Forgive the lack of humility in using this forum to announce that I am officially representing Canada on the International Public Relations Association (IPRA) Council for a two-year term beginning this week. Founded in 1955, the mission of the IPRA is "to be the world's most relevant, resourceful and influential professional association for senior international public relations executives."
This is taken from the news release that was sent out announcing the election:
"As the Canadian representative, Mr. Neil will be responsible for helping to develop and promote the IPRA in Canada, develop local activities and services, and continue to build thought leadership around developing issues and areas relevant to the practice of public relations. He is. . . 'especially keen to become involved in the new IPRA president's focus on corporate diplomacy'."
In North America, in the cocktail that is the initials of public relations associations (IABC, CPRS, IPR, IMC, PRSA, etc.), the IPRA is probably the least well-known. But what has impressed me enough to become more active in the organization's governance is the extent to which professionals from outside North America and the U.K. are involved. The IPRA Summit attracts public relations practitioners from 30-40 countries.
The diversity of experiences and views represented can't help but add something to my counsel to international clients who are dealing with a multiplicity of cultures and histories. I have learned, for example, to temper my passionate evangelism for social media strategies internationally, especially social networks, with the knowledge that some cultures are less comfortable with this type of highly personal -- or indeed public -- individual communication.

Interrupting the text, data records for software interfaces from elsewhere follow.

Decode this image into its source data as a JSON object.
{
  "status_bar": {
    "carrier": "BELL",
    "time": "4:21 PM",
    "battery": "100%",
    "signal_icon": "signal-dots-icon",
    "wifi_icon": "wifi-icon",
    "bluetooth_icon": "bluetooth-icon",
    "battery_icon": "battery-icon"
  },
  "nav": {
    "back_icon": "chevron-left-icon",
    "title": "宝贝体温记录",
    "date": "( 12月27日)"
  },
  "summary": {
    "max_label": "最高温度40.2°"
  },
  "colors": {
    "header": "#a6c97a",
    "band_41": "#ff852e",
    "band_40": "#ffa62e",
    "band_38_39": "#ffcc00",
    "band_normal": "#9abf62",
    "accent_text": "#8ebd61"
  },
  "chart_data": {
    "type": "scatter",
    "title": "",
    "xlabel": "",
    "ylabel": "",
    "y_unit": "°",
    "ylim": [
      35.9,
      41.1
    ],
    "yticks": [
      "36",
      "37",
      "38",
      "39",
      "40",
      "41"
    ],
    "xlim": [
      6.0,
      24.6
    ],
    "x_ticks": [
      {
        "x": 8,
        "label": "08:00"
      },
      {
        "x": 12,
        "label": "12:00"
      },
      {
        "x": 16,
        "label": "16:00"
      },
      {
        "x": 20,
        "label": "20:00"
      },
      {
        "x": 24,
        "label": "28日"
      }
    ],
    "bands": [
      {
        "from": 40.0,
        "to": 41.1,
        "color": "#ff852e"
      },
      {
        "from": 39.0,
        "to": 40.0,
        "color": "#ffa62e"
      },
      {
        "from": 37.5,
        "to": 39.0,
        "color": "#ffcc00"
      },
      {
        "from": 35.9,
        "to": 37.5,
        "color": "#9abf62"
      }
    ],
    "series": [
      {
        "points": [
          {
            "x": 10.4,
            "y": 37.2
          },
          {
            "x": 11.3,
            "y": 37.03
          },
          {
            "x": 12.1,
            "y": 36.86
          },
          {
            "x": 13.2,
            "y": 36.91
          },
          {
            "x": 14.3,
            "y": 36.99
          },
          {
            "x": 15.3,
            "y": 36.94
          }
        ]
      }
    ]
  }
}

I hope I can help IPRA become better known in North America and contribute to its thought leadership. But I have no doubt I will learn a lot from participating.